(How to complete this task)
An exact, complete copy of the entries is what is needed.

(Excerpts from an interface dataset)
-- -- --
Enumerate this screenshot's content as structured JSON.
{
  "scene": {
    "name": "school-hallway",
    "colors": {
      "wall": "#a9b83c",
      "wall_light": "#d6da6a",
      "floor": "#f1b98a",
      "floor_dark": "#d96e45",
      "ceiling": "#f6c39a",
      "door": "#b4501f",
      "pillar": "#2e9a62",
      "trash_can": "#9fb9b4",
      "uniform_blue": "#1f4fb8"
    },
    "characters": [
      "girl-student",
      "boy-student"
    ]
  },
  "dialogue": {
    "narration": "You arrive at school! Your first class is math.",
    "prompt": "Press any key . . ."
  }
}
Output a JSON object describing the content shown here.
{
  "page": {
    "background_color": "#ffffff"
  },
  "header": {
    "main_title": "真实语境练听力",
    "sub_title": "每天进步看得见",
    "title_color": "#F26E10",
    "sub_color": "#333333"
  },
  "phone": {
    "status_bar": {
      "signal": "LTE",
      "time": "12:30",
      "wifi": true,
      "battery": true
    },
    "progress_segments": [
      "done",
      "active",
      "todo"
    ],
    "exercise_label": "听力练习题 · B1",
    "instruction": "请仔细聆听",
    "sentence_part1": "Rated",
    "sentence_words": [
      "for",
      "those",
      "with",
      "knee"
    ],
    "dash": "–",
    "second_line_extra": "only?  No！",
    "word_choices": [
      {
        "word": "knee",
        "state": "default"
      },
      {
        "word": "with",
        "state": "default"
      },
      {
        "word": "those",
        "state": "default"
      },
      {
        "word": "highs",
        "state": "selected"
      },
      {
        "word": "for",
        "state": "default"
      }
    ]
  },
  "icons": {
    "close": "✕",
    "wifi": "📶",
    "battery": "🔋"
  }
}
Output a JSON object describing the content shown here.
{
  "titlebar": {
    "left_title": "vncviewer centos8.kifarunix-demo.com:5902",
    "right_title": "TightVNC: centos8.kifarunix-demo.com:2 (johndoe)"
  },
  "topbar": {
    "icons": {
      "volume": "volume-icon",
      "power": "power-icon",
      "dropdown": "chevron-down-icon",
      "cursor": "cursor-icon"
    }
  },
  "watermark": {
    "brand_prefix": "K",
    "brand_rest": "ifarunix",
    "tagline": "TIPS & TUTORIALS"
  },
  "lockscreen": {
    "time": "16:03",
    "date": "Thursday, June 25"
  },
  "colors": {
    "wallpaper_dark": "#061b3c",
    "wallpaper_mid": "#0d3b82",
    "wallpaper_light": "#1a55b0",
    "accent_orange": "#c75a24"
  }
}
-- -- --
(Answer to the problem)
Enumerate this screenshot's content as structured JSON.
{
  "scene": {
    "name": "school-hallway",
    "colors": {
      "wall": "#a9b83c",
      "wall_light": "#d6da6a",
      "floor": "#f1b98a",
      "floor_dark": "#d96e45",
      "ceiling": "#f6c39a",
      "door": "#b4501f",
      "pillar": "#2e9a62",
      "trash_can": "#9fb9b4",
      "uniform_blue": "#1f4fb8"
    },
    "characters": [
      "girl-student",
      "boy-student"
    ]
  },
  "dialogue": {
    "narration": "You arrive at school! Your first class is math.",
    "prompt": "Press any key . . ."
  }
}
Output a JSON object describing the content shown here.
{
  "page": {
    "background_color": "#ffffff"
  },
  "header": {
    "main_title": "真实语境练听力",
    "sub_title": "每天进步看得见",
    "title_color": "#F26E10",
    "sub_color": "#333333"
  },
  "phone": {
    "status_bar": {
      "signal": "LTE",
      "time": "12:30",
      "wifi": true,
      "battery": true
    },
    "progress_segments": [
      "done",
      "active",
      "todo"
    ],
    "exercise_label": "听力练习题 · B1",
    "instruction": "请仔细聆听",
    "sentence_part1": "Rated",
    "sentence_words": [
      "for",
      "those",
      "with",
      "knee"
    ],
    "dash": "–",
    "second_line_extra": "only?  No！",
    "word_choices": [
      {
        "word": "knee",
        "state": "default"
      },
      {
        "word": "with",
        "state": "default"
      },
      {
        "word": "those",
        "state": "default"
      },
      {
        "word": "highs",
        "state": "selected"
      },
      {
        "word": "for",
        "state": "default"
      }
    ]
  },
  "icons": {
    "close": "✕",
    "wifi": "📶",
    "battery": "🔋"
  }
}
Output a JSON object describing the content shown here.
{
  "titlebar": {
    "left_title": "vncviewer centos8.kifarunix-demo.com:5902",
    "right_title": "TightVNC: centos8.kifarunix-demo.com:2 (johndoe)"
  },
  "topbar": {
    "icons": {
      "volume": "volume-icon",
      "power": "power-icon",
      "dropdown": "chevron-down-icon",
      "cursor": "cursor-icon"
    }
  },
  "watermark": {
    "brand_prefix": "K",
    "brand_rest": "ifarunix",
    "tagline": "TIPS & TUTORIALS"
  },
  "lockscreen": {
    "time": "16:03",
    "date": "Thursday, June 25"
  },
  "colors": {
    "wallpaper_dark": "#061b3c",
    "wallpaper_mid": "#0d3b82",
    "wallpaper_light": "#1a55b0",
    "accent_orange": "#c75a24"
  }
}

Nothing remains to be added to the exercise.